:: What the exercise asks ::
Records follow. Copy every line with "true".

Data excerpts

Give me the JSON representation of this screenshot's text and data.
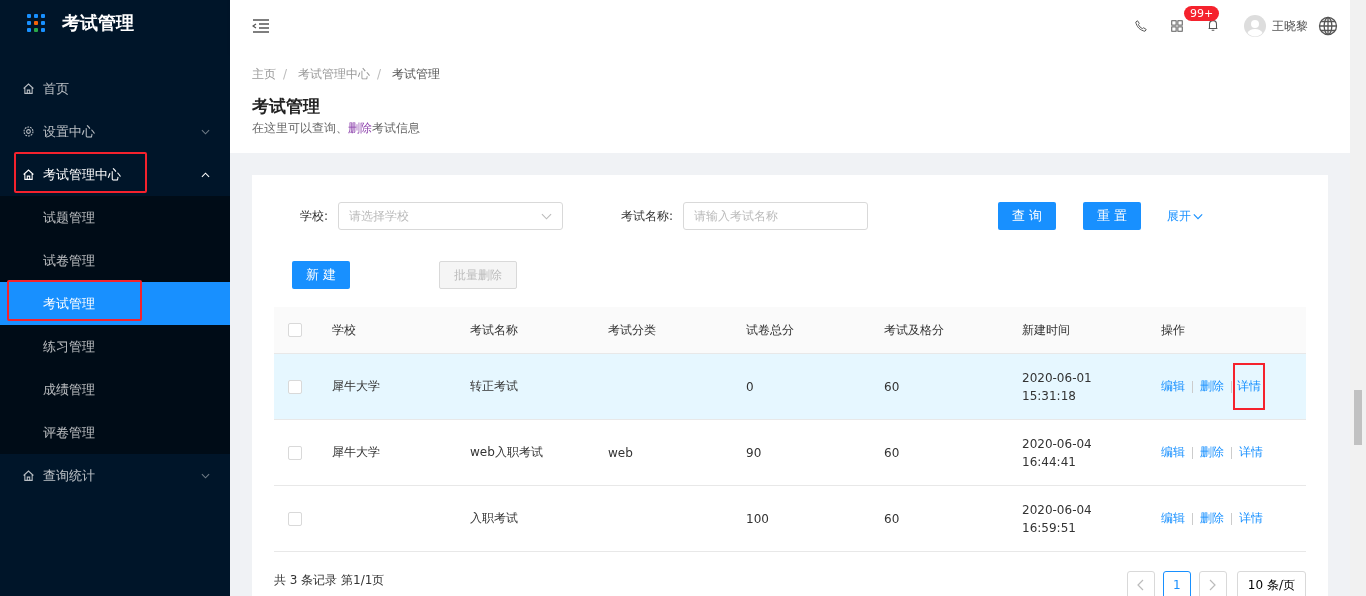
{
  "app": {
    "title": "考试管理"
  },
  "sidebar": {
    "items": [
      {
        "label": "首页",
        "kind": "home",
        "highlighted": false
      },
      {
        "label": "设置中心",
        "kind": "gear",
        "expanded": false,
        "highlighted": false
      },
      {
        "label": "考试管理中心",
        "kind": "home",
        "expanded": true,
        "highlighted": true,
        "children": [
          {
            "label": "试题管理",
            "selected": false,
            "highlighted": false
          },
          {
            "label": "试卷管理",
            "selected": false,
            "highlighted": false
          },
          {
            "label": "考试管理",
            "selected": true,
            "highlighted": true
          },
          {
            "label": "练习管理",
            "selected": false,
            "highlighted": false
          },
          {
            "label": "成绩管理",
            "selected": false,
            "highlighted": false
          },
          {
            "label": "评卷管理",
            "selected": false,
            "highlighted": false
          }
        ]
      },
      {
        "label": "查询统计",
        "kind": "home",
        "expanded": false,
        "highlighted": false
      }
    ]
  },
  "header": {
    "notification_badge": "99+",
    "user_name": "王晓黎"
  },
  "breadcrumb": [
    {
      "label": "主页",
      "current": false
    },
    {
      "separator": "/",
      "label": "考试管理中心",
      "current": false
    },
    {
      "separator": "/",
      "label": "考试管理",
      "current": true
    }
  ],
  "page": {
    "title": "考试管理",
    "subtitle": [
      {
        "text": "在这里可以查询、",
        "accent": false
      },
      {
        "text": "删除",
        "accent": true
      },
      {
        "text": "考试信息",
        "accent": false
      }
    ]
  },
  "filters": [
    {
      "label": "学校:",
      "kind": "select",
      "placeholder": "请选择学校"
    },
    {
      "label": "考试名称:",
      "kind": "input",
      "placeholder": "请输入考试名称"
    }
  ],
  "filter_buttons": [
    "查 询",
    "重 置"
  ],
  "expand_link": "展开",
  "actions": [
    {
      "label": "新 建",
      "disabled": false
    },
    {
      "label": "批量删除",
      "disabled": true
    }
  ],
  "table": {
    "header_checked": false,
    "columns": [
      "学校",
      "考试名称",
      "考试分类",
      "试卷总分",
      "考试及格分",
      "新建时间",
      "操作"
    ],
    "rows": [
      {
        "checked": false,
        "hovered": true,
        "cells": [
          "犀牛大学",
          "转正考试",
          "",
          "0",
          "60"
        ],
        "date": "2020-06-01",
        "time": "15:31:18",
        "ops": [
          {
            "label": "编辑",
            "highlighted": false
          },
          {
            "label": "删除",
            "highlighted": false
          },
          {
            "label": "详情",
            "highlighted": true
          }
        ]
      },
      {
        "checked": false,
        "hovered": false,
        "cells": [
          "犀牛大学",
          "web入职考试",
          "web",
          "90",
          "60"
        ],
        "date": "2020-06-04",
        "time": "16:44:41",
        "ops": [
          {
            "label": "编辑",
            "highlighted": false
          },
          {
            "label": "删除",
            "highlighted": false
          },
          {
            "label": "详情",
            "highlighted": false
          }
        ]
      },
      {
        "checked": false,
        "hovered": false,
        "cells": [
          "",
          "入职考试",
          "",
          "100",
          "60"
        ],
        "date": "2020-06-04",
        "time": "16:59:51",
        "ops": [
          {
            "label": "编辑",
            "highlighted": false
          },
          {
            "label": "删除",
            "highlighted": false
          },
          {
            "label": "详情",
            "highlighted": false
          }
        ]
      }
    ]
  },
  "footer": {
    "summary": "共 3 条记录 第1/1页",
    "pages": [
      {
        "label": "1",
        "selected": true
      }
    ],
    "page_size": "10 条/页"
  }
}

:: Your response ::
        "expanded": true,
        "highlighted": true,
            "selected": true,
            "highlighted": true
      "current": true
        "accent": true
      "disabled": true
        "hovered": true,
            "highlighted": true
        "selected": true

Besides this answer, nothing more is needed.